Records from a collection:
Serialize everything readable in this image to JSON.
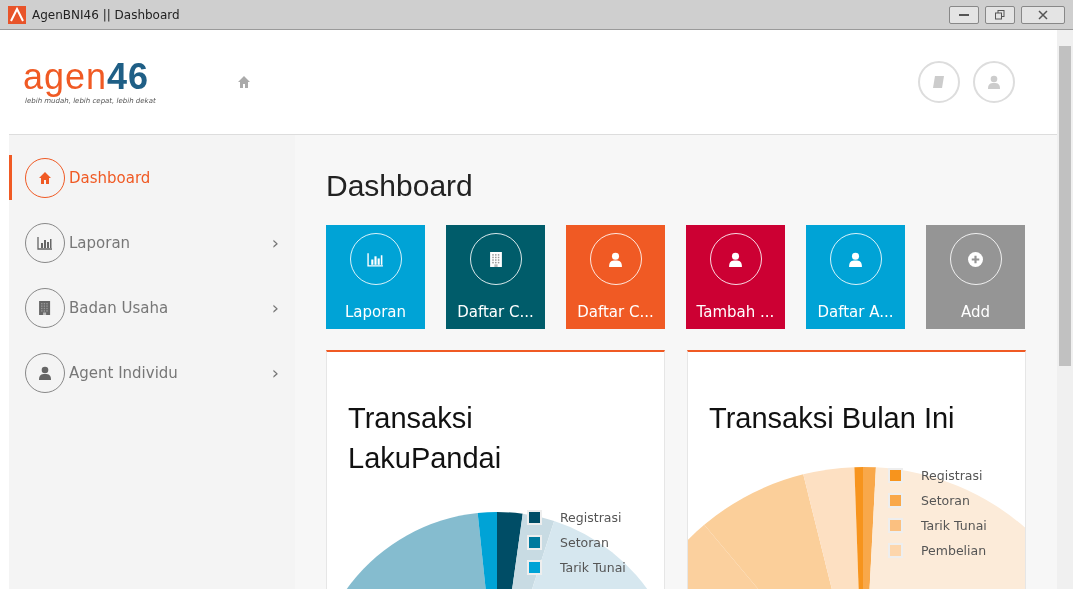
{
  "window": {
    "title": "AgenBNI46 || Dashboard"
  },
  "header": {
    "logo": {
      "part_1": "agen",
      "part_2": "46",
      "tagline": "lebih mudah, lebih cepat, lebih dekat"
    }
  },
  "sidebar": {
    "items": [
      {
        "label": "Dashboard",
        "kind": "home",
        "selected": true
      },
      {
        "label": "Laporan",
        "kind": "chart",
        "selected": false,
        "chevron": "›"
      },
      {
        "label": "Badan Usaha",
        "kind": "building",
        "selected": false,
        "chevron": "›"
      },
      {
        "label": "Agent Individu",
        "kind": "user",
        "selected": false,
        "chevron": "›"
      }
    ]
  },
  "page_title": "Dashboard",
  "tiles": [
    {
      "label": "Laporan",
      "kind": "chart",
      "color": "#00a3d6"
    },
    {
      "label": "Daftar C...",
      "kind": "building",
      "color": "#005c6a"
    },
    {
      "label": "Daftar C...",
      "kind": "user",
      "color": "#f05a24"
    },
    {
      "label": "Tambah ...",
      "kind": "user",
      "color": "#cc0033"
    },
    {
      "label": "Daftar A...",
      "kind": "user",
      "color": "#00a3d6"
    },
    {
      "label": "Add",
      "kind": "plus",
      "color": "#959595"
    }
  ],
  "cards": [
    {
      "title": "Transaksi LakuPandai",
      "legend": [
        {
          "label": "Registrasi",
          "color": "#004d66"
        },
        {
          "label": "Setoran",
          "color": "#007a9e"
        },
        {
          "label": "Tarik Tunai",
          "color": "#00a3d6"
        }
      ]
    },
    {
      "title": "Transaksi Bulan Ini",
      "legend": [
        {
          "label": "Registrasi",
          "color": "#f7941d"
        },
        {
          "label": "Setoran",
          "color": "#f9a84a"
        },
        {
          "label": "Tarik Tunai",
          "color": "#fbc080"
        },
        {
          "label": "Pembelian",
          "color": "#fdd6ac"
        }
      ]
    }
  ]
}
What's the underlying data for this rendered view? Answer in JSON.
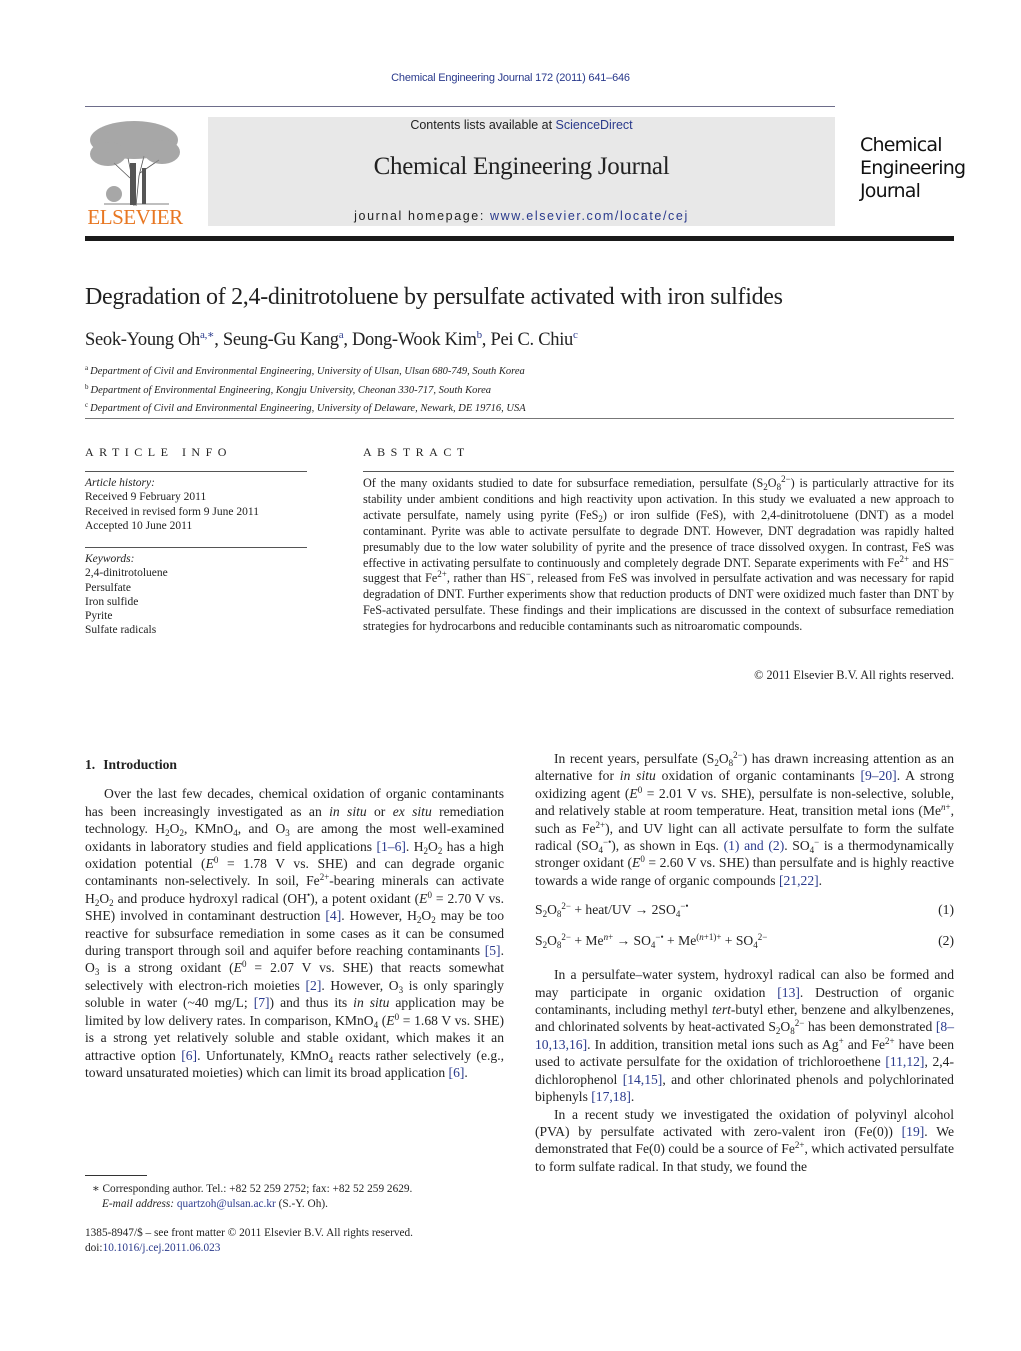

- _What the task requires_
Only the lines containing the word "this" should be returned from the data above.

- _Exercise solution_
Serialize everything readable in this image to JSON.
What's the underlying data for this rendered view? Answer in JSON.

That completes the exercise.